I saw this article (“5D – 360 TERABYTES IN A DISK THE SIZE OF A COIN“) this morning and thought that the advance described was significant. Not only the storage capacity significant, but the predicted ‘shelf life’ of 13.8 billion years at room temperature certainly offers incredible archival storage ability. This advancement in data storage was made by scientists at the University of Southampton Optoelectronics Research Centre (ORC).
The ORC developed what they call a 5D process that allows a femtosecond laser to read and write data. Data is written in three layers of nanostructure dots separated by only 5 micrometers. These nanostructures change the way light passes through the glass, modifying it’s polarization. The data can then be read by an optical sensor coupled with a polarizer.

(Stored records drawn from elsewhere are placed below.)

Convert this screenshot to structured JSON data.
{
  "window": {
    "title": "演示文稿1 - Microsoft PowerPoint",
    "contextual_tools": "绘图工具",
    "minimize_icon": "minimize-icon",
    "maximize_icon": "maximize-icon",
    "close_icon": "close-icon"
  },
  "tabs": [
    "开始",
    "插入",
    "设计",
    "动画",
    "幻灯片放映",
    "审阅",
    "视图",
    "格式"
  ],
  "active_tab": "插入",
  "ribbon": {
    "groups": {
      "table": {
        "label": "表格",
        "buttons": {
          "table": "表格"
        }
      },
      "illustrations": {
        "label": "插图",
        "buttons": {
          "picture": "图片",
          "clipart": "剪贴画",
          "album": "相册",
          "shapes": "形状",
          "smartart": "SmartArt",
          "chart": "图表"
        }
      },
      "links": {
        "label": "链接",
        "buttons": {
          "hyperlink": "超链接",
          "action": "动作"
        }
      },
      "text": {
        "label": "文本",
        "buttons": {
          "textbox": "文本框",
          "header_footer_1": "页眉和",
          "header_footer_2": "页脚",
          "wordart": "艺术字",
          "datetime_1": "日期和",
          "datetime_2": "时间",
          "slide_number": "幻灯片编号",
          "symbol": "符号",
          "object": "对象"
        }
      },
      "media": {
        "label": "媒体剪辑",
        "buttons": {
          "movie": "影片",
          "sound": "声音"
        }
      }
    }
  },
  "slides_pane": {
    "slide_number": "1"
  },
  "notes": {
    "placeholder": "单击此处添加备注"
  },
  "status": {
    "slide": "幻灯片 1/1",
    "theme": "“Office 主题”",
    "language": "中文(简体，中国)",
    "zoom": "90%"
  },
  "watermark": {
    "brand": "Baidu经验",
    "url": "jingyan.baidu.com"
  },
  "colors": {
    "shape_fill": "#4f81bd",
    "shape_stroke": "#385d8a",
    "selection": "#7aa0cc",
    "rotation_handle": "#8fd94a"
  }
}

Obviously this is not a device you are able to order today and connect up to your computer. This does speak to the growing need for backup of large data sets and to long term storage needs. ORC is currently seeking commercial partners to further develop this technology and bring products to market.